§ Assigned task:
Look through the records below, and copy out every line that holds the string "Adres".

§ Dataset extract:
════

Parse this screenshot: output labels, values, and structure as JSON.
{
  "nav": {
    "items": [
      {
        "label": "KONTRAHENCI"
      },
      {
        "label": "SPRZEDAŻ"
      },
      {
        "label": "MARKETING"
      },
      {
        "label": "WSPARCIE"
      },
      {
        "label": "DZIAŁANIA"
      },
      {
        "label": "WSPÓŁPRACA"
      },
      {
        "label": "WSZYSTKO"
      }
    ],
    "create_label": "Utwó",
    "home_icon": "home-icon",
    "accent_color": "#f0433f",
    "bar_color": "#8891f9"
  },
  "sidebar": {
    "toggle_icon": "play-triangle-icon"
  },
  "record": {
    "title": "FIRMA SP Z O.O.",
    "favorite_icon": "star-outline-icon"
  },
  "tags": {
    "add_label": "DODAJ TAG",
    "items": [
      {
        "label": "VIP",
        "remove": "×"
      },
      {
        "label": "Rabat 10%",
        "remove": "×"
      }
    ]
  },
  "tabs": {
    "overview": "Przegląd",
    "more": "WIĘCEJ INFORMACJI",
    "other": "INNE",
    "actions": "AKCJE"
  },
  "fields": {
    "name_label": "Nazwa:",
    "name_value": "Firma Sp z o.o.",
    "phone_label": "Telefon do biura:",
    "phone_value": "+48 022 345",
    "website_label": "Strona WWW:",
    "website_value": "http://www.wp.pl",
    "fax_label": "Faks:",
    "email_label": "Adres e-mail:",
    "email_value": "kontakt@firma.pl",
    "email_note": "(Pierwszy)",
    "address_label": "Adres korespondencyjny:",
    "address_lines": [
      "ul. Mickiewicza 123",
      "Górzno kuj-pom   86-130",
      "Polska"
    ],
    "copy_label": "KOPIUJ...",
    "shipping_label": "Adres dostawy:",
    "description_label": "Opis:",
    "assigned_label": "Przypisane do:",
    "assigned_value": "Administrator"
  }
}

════

§ Solution to this task:
    "email_label": "Adres e-mail:",
    "address_label": "Adres korespondencyjny:",
    "shipping_label": "Adres dostawy:",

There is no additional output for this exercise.